| Where to go with encryption keys and how to work with application secrets in the cloud | ORBIT Cloud Encyclopedia

Once it is managed identity created, we can assign it to our application (or the resource within which the application runs) - in this case, for example, a virtual server:

Identity Assignment | Where to go with encryption keys and how to work with application secrets in the cloud | ORBIT Cloud Encyclopedia

Then all that's left to do is to set the standard rights (access control) in the required Key Vault:

Access control settings | Where to go with encryption keys and how to work with application secrets in the cloud | ORBIT Cloud Encyclopedia

And that's it. The app has created its managed identity, which is assigned to the resource and access control this identity allows certain actions.
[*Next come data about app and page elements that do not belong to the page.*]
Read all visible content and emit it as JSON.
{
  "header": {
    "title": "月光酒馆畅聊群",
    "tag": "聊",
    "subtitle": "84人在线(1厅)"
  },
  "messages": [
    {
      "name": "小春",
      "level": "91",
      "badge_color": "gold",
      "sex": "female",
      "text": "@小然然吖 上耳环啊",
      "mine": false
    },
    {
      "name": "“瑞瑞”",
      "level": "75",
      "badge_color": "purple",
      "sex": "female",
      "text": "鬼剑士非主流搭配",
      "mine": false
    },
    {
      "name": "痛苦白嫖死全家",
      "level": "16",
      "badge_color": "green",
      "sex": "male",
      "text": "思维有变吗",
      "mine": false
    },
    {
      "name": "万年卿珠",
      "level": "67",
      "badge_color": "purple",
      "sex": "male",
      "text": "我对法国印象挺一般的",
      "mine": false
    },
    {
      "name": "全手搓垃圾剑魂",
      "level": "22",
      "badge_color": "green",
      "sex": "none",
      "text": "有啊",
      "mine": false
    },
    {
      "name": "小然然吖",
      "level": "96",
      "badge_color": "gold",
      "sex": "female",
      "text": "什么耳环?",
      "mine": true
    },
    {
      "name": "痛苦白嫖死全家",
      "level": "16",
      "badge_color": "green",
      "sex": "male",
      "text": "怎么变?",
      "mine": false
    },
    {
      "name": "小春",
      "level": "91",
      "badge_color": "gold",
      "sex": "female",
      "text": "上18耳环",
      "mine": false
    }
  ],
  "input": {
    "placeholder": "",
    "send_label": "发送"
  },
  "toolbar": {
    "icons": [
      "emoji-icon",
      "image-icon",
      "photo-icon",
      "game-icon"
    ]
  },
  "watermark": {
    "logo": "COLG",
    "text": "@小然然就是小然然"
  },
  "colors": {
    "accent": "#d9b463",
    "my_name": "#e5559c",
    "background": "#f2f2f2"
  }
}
So in Azure, the application identity defined by its managed identity.

What to take away from this?

Today we described the basic principles of working with encryption keys in individual cloud environments and showed how to extract passwords from our applications and store them securely in individual external services.

Please remember that data encryption is one of the fundamental security pillars of working with data in the cloud. At the same time, I dare say that application secrets (whether passwords or other sensitive data) definitely do not belong in application code or configuration files and should be stored outside the application itself.

And once again, I remind you in AWS, unlike Azure, data is not encrypted in any way!

If you were in the area needed any help, we will be happy to work with you as part of our services Migrate applications to the cloud We'll go over all aspects of proper data encryption in the cloud.

And if you already have this area sorted out, I'd be happy for any comments on the topic. Do you use services like Azure Key Vault or Secret Manager or have you decided to go down the road of other solutions, such as Vault by Hashicorp? Do you import your own keys from your HSM or do you make do with keys generated by the cloud environment itself?

If you enjoy our articles and find them interesting, be sure to check out the previous parts Cloud Encyclopedia - A quick guide to the cloud.

About the author
Martin Gavanda
Martin Gavanda

Cloud Architect | LinkedIn

Martin is a senior consultant focusing mainly on public cloud - Amazon Web Services and Microsoft Azure.

Technical knowledge: Public Clouds (Azure & AWS), Cloud Architecture and Design, Cloud Security, Kubernetes & Cloud Native application design, Application Assessments & Migrations.